_PROBLEM TO SOLVE_
Output the listing exactly, leaving nothing out.

_SUPPLIED DATA_
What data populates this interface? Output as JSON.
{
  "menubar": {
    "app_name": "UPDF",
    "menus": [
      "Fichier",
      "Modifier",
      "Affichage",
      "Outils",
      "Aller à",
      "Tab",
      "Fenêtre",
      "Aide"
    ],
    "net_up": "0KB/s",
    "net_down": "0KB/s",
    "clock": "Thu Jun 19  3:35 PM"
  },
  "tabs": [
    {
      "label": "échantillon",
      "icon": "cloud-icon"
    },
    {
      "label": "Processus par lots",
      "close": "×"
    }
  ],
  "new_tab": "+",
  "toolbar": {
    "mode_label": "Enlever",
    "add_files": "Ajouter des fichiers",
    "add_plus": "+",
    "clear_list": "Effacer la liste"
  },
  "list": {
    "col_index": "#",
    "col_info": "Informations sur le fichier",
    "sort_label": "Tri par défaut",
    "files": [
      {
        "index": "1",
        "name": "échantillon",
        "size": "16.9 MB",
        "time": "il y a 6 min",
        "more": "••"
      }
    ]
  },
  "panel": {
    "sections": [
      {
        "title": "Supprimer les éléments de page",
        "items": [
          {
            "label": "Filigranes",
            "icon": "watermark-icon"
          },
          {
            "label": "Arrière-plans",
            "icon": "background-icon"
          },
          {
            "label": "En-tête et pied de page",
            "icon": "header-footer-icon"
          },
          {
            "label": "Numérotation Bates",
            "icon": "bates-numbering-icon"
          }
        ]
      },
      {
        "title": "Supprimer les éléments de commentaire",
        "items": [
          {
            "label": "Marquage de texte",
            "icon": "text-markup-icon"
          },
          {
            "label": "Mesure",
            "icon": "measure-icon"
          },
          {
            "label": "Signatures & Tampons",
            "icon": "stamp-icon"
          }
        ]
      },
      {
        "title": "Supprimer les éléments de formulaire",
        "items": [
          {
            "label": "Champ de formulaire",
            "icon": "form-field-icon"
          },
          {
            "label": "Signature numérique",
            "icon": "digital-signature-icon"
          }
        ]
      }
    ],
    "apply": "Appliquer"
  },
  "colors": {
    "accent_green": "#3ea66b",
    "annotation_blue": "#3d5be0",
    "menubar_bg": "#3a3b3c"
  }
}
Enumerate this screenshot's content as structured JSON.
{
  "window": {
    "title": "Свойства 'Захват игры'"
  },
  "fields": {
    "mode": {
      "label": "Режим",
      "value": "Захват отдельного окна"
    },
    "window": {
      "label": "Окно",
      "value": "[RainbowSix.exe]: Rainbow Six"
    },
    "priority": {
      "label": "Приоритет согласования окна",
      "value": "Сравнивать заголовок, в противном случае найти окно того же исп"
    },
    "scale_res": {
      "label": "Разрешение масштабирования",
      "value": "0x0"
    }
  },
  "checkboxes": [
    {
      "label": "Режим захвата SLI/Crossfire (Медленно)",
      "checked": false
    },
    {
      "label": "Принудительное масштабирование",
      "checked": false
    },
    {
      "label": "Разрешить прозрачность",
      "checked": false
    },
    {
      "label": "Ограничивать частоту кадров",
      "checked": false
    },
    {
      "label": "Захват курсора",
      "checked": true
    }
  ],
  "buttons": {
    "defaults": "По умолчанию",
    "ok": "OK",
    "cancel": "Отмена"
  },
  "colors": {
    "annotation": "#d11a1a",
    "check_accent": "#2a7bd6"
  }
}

_WRITTEN ANSWER_
What data populates this interface? Output as JSON.
{
  "menubar": {
    "app_name": "UPDF",
    "menus": [
      "Fichier",
      "Modifier",
      "Affichage",
      "Outils",
      "Aller à",
      "Tab",
      "Fenêtre",
      "Aide"
    ],
    "net_up": "0KB/s",
    "net_down": "0KB/s",
    "clock": "Thu Jun 19  3:35 PM"
  },
  "tabs": [
    {
      "label": "échantillon",
      "icon": "cloud-icon"
    },
    {
      "label": "Processus par lots",
      "close": "×"
    }
  ],
  "new_tab": "+",
  "toolbar": {
    "mode_label": "Enlever",
    "add_files": "Ajouter des fichiers",
    "add_plus": "+",
    "clear_list": "Effacer la liste"
  },
  "list": {
    "col_index": "#",
    "col_info": "Informations sur le fichier",
    "sort_label": "Tri par défaut",
    "files": [
      {
        "index": "1",
        "name": "échantillon",
        "size": "16.9 MB",
        "time": "il y a 6 min",
        "more": "••"
      }
    ]
  },
  "panel": {
    "sections": [
      {
        "title": "Supprimer les éléments de page",
        "items": [
          {
            "label": "Filigranes",
            "icon": "watermark-icon"
          },
          {
            "label": "Arrière-plans",
            "icon": "background-icon"
          },
          {
            "label": "En-tête et pied de page",
            "icon": "header-footer-icon"
          },
          {
            "label": "Numérotation Bates",
            "icon": "bates-numbering-icon"
          }
        ]
      },
      {
        "title": "Supprimer les éléments de commentaire",
        "items": [
          {
            "label": "Marquage de texte",
            "icon": "text-markup-icon"
          },
          {
            "label": "Mesure",
            "icon": "measure-icon"
          },
          {
            "label": "Signatures & Tampons",
            "icon": "stamp-icon"
          }
        ]
      },
      {
        "title": "Supprimer les éléments de formulaire",
        "items": [
          {
            "label": "Champ de formulaire",
            "icon": "form-field-icon"
          },
          {
            "label": "Signature numérique",
            "icon": "digital-signature-icon"
          }
        ]
      }
    ],
    "apply": "Appliquer"
  },
  "colors": {
    "accent_green": "#3ea66b",
    "annotation_blue": "#3d5be0",
    "menubar_bg": "#3a3b3c"
  }
}
Enumerate this screenshot's content as structured JSON.
{
  "window": {
    "title": "Свойства 'Захват игры'"
  },
  "fields": {
    "mode": {
      "label": "Режим",
      "value": "Захват отдельного окна"
    },
    "window": {
      "label": "Окно",
      "value": "[RainbowSix.exe]: Rainbow Six"
    },
    "priority": {
      "label": "Приоритет согласования окна",
      "value": "Сравнивать заголовок, в противном случае найти окно того же исп"
    },
    "scale_res": {
      "label": "Разрешение масштабирования",
      "value": "0x0"
    }
  },
  "checkboxes": [
    {
      "label": "Режим захвата SLI/Crossfire (Медленно)",
      "checked": false
    },
    {
      "label": "Принудительное масштабирование",
      "checked": false
    },
    {
      "label": "Разрешить прозрачность",
      "checked": false
    },
    {
      "label": "Ограничивать частоту кадров",
      "checked": false
    },
    {
      "label": "Захват курсора",
      "checked": true
    }
  ],
  "buttons": {
    "defaults": "По умолчанию",
    "ok": "OK",
    "cancel": "Отмена"
  },
  "colors": {
    "annotation": "#d11a1a",
    "check_accent": "#2a7bd6"
  }
}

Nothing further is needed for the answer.